<<<<

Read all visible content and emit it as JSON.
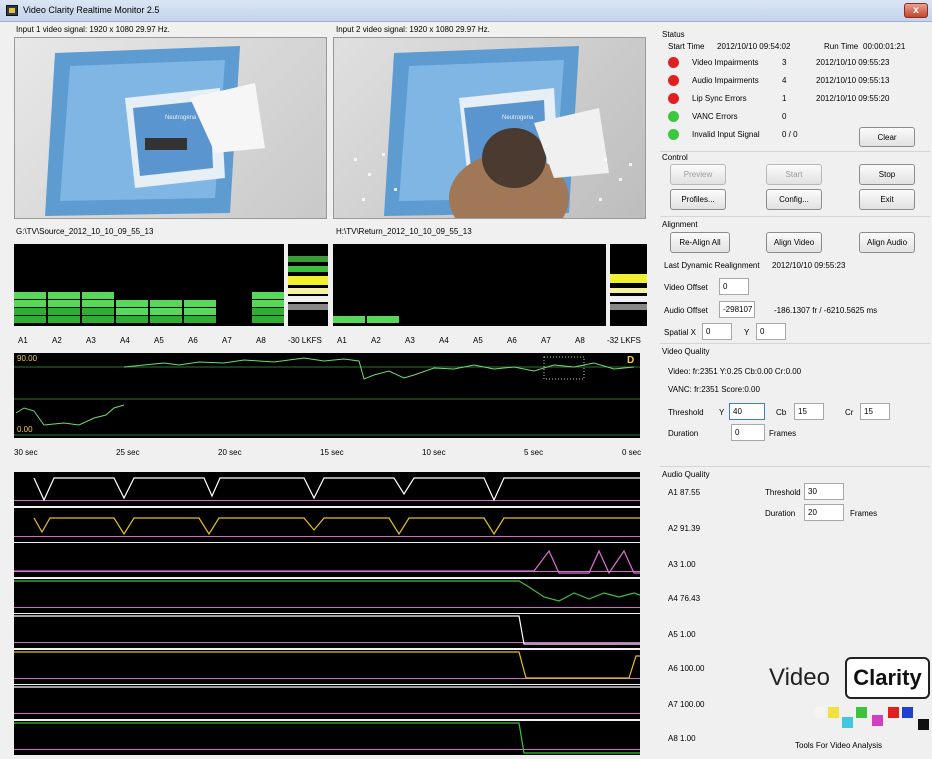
{
  "window": {
    "title": "Video Clarity Realtime Monitor 2.5",
    "close_glyph": "x"
  },
  "inputs": [
    {
      "signal_label": "Input 1 video signal: 1920 x 1080 29.97 Hz.",
      "file_path": "G:\\TV\\Source_2012_10_10_09_55_13",
      "product_text": "Neutrogena"
    },
    {
      "signal_label": "Input 2 video signal: 1920 x 1080 29.97 Hz.",
      "file_path": "H:\\TV\\Return_2012_10_10_09_55_13",
      "product_text": "Neutrogena"
    }
  ],
  "audio_meters": [
    {
      "channels": [
        "A1",
        "A2",
        "A3",
        "A4",
        "A5",
        "A6",
        "A7",
        "A8"
      ],
      "lkfs": "-30 LKFS",
      "levels": [
        0.43,
        0.43,
        0.48,
        0.35,
        0.38,
        0.33,
        0,
        0.48
      ]
    },
    {
      "channels": [
        "A1",
        "A2",
        "A3",
        "A4",
        "A5",
        "A6",
        "A7",
        "A8"
      ],
      "lkfs": "-32 LKFS",
      "levels": [
        0.07,
        0.07,
        0,
        0,
        0,
        0,
        0,
        0
      ]
    }
  ],
  "video_graph": {
    "top_value": "90.00",
    "bottom_value": "0.00",
    "marker": "D",
    "time_ticks": [
      "30 sec",
      "25 sec",
      "20 sec",
      "15 sec",
      "10 sec",
      "5 sec",
      "0 sec"
    ]
  },
  "status": {
    "heading": "Status",
    "start_time_label": "Start Time",
    "start_time_value": "2012/10/10 09:54:02",
    "run_time_label": "Run Time",
    "run_time_value": "00:00:01:21",
    "rows": [
      {
        "label": "Video Impairments",
        "count": "3",
        "time": "2012/10/10 09:55:23",
        "color": "#e02020"
      },
      {
        "label": "Audio Impairments",
        "count": "4",
        "time": "2012/10/10 09:55:13",
        "color": "#e02020"
      },
      {
        "label": "Lip Sync Errors",
        "count": "1",
        "time": "2012/10/10 09:55:20",
        "color": "#e02020"
      },
      {
        "label": "VANC Errors",
        "count": "0",
        "time": "",
        "color": "#3cc83c"
      },
      {
        "label": "Invalid Input Signal",
        "count": "0 / 0",
        "time": "",
        "color": "#3cc83c"
      }
    ],
    "clear_button": "Clear"
  },
  "control": {
    "heading": "Control",
    "preview": "Preview",
    "start": "Start",
    "stop": "Stop",
    "profiles": "Profiles...",
    "config": "Config...",
    "exit": "Exit"
  },
  "alignment": {
    "heading": "Alignment",
    "realign_all": "Re-Align All",
    "align_video": "Align Video",
    "align_audio": "Align Audio",
    "last_realign_label": "Last Dynamic Realignment",
    "last_realign_value": "2012/10/10 09:55:23",
    "video_offset_label": "Video Offset",
    "video_offset_value": "0",
    "audio_offset_label": "Audio Offset",
    "audio_offset_value": "-298107",
    "audio_offset_info": "-186.1307 fr / -6210.5625 ms",
    "spatial_x_label": "Spatial X",
    "spatial_x_value": "0",
    "y_label": "Y",
    "y_value": "0"
  },
  "video_quality": {
    "heading": "Video Quality",
    "video_line": "Video: fr:2351 Y:0.25 Cb:0.00 Cr:0.00",
    "vanc_line": "VANC: fr:2351 Score:0.00",
    "threshold_label": "Threshold",
    "y_label": "Y",
    "y_value": "40",
    "cb_label": "Cb",
    "cb_value": "15",
    "cr_label": "Cr",
    "cr_value": "15",
    "duration_label": "Duration",
    "duration_value": "0",
    "frames_label": "Frames"
  },
  "audio_quality": {
    "heading": "Audio Quality",
    "threshold_label": "Threshold",
    "threshold_value": "30",
    "duration_label": "Duration",
    "duration_value": "20",
    "frames_label": "Frames",
    "channels": [
      {
        "label": "A1 87.55",
        "color": "#ffffff"
      },
      {
        "label": "A2 91.39",
        "color": "#e8c020"
      },
      {
        "label": "A3 1.00",
        "color": "#e070d8"
      },
      {
        "label": "A4 76.43",
        "color": "#40c040"
      },
      {
        "label": "A5 1.00",
        "color": "#ffffff"
      },
      {
        "label": "A6 100.00",
        "color": "#e8c020"
      },
      {
        "label": "A7 100.00",
        "color": "#ffffff"
      },
      {
        "label": "A8 1.00",
        "color": "#40c040"
      }
    ]
  },
  "brand": {
    "word1": "Video",
    "word2": "Clarity",
    "tagline": "Tools For Video Analysis",
    "squares": [
      "#f4f4f4",
      "#f0e040",
      "#40c8e0",
      "#40c040",
      "#d040c0",
      "#e02020",
      "#2040d0",
      "#101010"
    ]
  }
}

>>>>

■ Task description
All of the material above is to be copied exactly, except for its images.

■ Written reply
Read all visible content and emit it as JSON.
{
  "window": {
    "title": "Video Clarity Realtime Monitor 2.5",
    "close_glyph": "x"
  },
  "inputs": [
    {
      "signal_label": "Input 1 video signal: 1920 x 1080 29.97 Hz.",
      "file_path": "G:\\TV\\Source_2012_10_10_09_55_13",
      "product_text": "Neutrogena"
    },
    {
      "signal_label": "Input 2 video signal: 1920 x 1080 29.97 Hz.",
      "file_path": "H:\\TV\\Return_2012_10_10_09_55_13",
      "product_text": "Neutrogena"
    }
  ],
  "audio_meters": [
    {
      "channels": [
        "A1",
        "A2",
        "A3",
        "A4",
        "A5",
        "A6",
        "A7",
        "A8"
      ],
      "lkfs": "-30 LKFS",
      "levels": [
        0.43,
        0.43,
        0.48,
        0.35,
        0.38,
        0.33,
        0,
        0.48
      ]
    },
    {
      "channels": [
        "A1",
        "A2",
        "A3",
        "A4",
        "A5",
        "A6",
        "A7",
        "A8"
      ],
      "lkfs": "-32 LKFS",
      "levels": [
        0.07,
        0.07,
        0,
        0,
        0,
        0,
        0,
        0
      ]
    }
  ],
  "video_graph": {
    "top_value": "90.00",
    "bottom_value": "0.00",
    "marker": "D",
    "time_ticks": [
      "30 sec",
      "25 sec",
      "20 sec",
      "15 sec",
      "10 sec",
      "5 sec",
      "0 sec"
    ]
  },
  "status": {
    "heading": "Status",
    "start_time_label": "Start Time",
    "start_time_value": "2012/10/10 09:54:02",
    "run_time_label": "Run Time",
    "run_time_value": "00:00:01:21",
    "rows": [
      {
        "label": "Video Impairments",
        "count": "3",
        "time": "2012/10/10 09:55:23",
        "color": "#e02020"
      },
      {
        "label": "Audio Impairments",
        "count": "4",
        "time": "2012/10/10 09:55:13",
        "color": "#e02020"
      },
      {
        "label": "Lip Sync Errors",
        "count": "1",
        "time": "2012/10/10 09:55:20",
        "color": "#e02020"
      },
      {
        "label": "VANC Errors",
        "count": "0",
        "time": "",
        "color": "#3cc83c"
      },
      {
        "label": "Invalid Input Signal",
        "count": "0 / 0",
        "time": "",
        "color": "#3cc83c"
      }
    ],
    "clear_button": "Clear"
  },
  "control": {
    "heading": "Control",
    "preview": "Preview",
    "start": "Start",
    "stop": "Stop",
    "profiles": "Profiles...",
    "config": "Config...",
    "exit": "Exit"
  },
  "alignment": {
    "heading": "Alignment",
    "realign_all": "Re-Align All",
    "align_video": "Align Video",
    "align_audio": "Align Audio",
    "last_realign_label": "Last Dynamic Realignment",
    "last_realign_value": "2012/10/10 09:55:23",
    "video_offset_label": "Video Offset",
    "video_offset_value": "0",
    "audio_offset_label": "Audio Offset",
    "audio_offset_value": "-298107",
    "audio_offset_info": "-186.1307 fr / -6210.5625 ms",
    "spatial_x_label": "Spatial X",
    "spatial_x_value": "0",
    "y_label": "Y",
    "y_value": "0"
  },
  "video_quality": {
    "heading": "Video Quality",
    "video_line": "Video: fr:2351 Y:0.25 Cb:0.00 Cr:0.00",
    "vanc_line": "VANC: fr:2351 Score:0.00",
    "threshold_label": "Threshold",
    "y_label": "Y",
    "y_value": "40",
    "cb_label": "Cb",
    "cb_value": "15",
    "cr_label": "Cr",
    "cr_value": "15",
    "duration_label": "Duration",
    "duration_value": "0",
    "frames_label": "Frames"
  },
  "audio_quality": {
    "heading": "Audio Quality",
    "threshold_label": "Threshold",
    "threshold_value": "30",
    "duration_label": "Duration",
    "duration_value": "20",
    "frames_label": "Frames",
    "channels": [
      {
        "label": "A1 87.55",
        "color": "#ffffff"
      },
      {
        "label": "A2 91.39",
        "color": "#e8c020"
      },
      {
        "label": "A3 1.00",
        "color": "#e070d8"
      },
      {
        "label": "A4 76.43",
        "color": "#40c040"
      },
      {
        "label": "A5 1.00",
        "color": "#ffffff"
      },
      {
        "label": "A6 100.00",
        "color": "#e8c020"
      },
      {
        "label": "A7 100.00",
        "color": "#ffffff"
      },
      {
        "label": "A8 1.00",
        "color": "#40c040"
      }
    ]
  },
  "brand": {
    "word1": "Video",
    "word2": "Clarity",
    "tagline": "Tools For Video Analysis",
    "squares": [
      "#f4f4f4",
      "#f0e040",
      "#40c8e0",
      "#40c040",
      "#d040c0",
      "#e02020",
      "#2040d0",
      "#101010"
    ]
  }
}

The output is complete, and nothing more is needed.